== Your task ==
Copy out every line of the records where the string "Monstock" occurs.

—————

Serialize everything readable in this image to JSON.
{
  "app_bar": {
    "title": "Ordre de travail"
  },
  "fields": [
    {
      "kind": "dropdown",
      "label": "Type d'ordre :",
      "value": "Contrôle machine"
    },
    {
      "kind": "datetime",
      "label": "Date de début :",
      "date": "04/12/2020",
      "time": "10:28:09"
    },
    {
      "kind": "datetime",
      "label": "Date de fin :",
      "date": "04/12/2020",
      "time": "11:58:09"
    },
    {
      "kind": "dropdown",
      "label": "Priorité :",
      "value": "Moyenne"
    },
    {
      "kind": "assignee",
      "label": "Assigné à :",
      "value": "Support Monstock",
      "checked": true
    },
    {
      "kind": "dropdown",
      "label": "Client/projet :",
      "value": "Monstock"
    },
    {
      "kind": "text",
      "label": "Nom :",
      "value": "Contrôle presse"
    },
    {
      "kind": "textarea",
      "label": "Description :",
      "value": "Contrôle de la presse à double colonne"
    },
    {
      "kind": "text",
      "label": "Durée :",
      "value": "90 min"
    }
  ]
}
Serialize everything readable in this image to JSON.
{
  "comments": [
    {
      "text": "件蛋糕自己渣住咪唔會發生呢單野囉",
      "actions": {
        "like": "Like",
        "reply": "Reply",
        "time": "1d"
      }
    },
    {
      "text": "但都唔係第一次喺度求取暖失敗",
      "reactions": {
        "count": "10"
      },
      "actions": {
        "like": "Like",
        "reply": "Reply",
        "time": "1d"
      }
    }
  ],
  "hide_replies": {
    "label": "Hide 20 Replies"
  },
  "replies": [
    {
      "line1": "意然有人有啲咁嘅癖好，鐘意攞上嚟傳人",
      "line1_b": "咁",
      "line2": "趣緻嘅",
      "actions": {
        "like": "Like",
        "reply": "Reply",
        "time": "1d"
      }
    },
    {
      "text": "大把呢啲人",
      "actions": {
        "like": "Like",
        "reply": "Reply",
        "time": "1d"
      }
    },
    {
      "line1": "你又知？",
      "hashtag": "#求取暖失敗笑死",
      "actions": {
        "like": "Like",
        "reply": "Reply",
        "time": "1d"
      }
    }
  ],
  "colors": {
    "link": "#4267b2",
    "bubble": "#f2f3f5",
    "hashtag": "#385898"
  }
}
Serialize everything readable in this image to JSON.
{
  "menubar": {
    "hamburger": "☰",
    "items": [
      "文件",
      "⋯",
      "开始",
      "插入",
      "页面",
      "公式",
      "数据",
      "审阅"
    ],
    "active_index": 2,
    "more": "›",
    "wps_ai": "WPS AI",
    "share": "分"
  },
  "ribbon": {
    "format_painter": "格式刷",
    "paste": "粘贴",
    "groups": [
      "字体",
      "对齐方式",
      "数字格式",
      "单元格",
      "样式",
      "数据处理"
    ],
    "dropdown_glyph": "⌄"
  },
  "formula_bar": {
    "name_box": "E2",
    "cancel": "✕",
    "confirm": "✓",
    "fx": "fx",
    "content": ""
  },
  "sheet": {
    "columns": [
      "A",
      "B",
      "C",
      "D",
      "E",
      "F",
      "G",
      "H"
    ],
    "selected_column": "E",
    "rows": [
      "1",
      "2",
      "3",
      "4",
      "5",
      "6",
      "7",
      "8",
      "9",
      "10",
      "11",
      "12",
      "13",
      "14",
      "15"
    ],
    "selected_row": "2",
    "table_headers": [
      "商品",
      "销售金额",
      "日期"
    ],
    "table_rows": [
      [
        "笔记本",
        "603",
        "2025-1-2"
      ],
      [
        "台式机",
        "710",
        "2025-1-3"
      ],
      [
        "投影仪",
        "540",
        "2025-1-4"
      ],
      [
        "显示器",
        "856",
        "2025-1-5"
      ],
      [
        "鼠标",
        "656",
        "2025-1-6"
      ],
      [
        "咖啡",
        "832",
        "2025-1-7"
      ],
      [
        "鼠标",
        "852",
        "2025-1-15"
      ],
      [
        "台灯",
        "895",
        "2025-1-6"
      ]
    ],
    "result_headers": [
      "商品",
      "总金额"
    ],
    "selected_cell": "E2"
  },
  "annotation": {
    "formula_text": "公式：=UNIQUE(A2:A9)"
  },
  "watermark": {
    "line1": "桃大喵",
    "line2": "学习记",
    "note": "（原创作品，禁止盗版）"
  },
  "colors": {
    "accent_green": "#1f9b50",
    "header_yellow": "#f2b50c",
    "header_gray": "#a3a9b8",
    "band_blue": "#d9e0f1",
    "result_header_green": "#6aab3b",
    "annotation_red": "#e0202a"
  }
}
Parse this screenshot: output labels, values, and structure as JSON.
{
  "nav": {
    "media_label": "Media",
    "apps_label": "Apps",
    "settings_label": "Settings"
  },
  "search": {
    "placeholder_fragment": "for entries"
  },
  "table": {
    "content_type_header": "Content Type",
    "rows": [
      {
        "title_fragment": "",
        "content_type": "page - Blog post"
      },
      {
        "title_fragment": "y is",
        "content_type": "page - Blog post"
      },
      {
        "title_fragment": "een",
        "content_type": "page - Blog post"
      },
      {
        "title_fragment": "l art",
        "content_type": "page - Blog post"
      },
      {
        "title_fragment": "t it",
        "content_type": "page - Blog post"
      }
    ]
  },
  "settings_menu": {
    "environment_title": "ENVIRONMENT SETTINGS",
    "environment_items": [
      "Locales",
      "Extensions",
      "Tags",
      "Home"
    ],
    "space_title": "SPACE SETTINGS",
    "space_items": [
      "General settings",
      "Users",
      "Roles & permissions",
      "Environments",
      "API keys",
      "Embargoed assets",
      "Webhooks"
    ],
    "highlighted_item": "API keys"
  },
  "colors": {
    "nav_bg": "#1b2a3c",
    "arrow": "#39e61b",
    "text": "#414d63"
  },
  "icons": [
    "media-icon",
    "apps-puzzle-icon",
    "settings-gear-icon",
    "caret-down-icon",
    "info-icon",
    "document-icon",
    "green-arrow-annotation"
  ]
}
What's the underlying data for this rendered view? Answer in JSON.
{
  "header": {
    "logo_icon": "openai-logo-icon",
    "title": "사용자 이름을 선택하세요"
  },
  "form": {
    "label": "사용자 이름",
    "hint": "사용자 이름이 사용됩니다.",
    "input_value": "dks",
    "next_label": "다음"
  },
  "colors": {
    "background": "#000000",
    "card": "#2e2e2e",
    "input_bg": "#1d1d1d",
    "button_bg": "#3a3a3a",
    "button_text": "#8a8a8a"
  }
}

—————

== Written solution ==
      "value": "Support Monstock",
      "value": "Monstock"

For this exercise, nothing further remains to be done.